Brown-Nagin situates this incident (“alleged,” she notes) in terms of the ambient chauvinism of the time and Marshall’s reputation as a “Romeo”; the book as a whole offers little else, in the form of gossip or Motley’s own idiosyncrasies, than what Motley herself was willing to reveal in her memoirs. (Published in 1998, that memoir doesn’t go into details about the interview, recalling only Marshall’s “total lack of formality”: “For whatever reason, I don’t remember much else.”) Brown-Nagin repeatedly describes Motley as “stately “, “steel”, “dressed stylishly” — as if her impeccable self-presentation were some form of armour, which Brown-Nagin suggests it was: “She protected herself; only a select few could peek behind the mask.”
Some of the most poignant episodes in the book recount the harrowing experiences of Motley and her clients in the South – risking their lives in their relentless efforts to make the country live up to its stated ideals.

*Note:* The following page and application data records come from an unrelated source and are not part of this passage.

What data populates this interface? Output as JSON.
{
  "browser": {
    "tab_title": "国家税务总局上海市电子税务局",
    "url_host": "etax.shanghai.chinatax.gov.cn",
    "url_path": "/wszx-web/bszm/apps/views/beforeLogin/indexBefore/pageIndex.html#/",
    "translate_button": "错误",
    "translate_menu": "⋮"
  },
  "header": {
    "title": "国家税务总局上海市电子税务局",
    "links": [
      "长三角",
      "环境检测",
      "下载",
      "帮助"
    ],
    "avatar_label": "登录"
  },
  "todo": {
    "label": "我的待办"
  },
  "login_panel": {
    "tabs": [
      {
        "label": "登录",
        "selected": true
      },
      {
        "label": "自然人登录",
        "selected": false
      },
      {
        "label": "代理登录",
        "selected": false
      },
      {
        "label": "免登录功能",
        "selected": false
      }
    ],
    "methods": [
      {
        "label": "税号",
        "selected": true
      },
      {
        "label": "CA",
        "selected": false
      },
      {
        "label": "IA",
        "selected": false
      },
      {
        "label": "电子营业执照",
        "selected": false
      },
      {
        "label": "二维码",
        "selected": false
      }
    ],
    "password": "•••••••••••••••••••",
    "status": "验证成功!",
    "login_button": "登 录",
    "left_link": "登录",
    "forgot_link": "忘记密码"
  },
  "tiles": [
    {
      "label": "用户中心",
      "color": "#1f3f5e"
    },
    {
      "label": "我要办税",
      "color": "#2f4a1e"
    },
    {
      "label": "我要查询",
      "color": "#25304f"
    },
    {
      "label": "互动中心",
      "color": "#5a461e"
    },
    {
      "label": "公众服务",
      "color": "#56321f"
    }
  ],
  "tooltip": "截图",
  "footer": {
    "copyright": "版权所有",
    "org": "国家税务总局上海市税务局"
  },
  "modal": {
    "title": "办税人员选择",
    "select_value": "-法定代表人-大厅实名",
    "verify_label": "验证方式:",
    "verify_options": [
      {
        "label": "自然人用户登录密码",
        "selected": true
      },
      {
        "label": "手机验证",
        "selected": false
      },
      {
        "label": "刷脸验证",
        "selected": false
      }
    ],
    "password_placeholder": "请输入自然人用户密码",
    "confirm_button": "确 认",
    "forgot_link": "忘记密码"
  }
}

Brown-Nagin makes it clear that Motley, like the other attorneys of the Inc Fund, had to be pragmatic to the point of ruthlessness, holding clients to the most scrupulous standards of the respectability politics of the time, and brushing aside anyone who could jeopardize the matter. But Motley also advised tired and anxious clients to persevere and make sure all the hard work wouldn’t have been in vain.
The work was sometimes painful and always painstaking; it was transformative for the country and molding for Motley. “Civil Rights Queen” is a balanced assessment of a brave and brilliant woman who helped reconfigure the system before she was part of it. Brown-Nagin ends by noting that as a judge, Motley was not the “gladiator” she once was; she brought some “groundbreaking” opinions, but was best known for her honesty and dedication. Reflecting on this “paradox of opportunity” for the outsider-turned-insider, Brown-Nagin honors her subject by being resolutely direct and unsentimental — steely, if you will. “The power structure is not fundamentally changing,” she writes. “At best, it’s fit for difference.”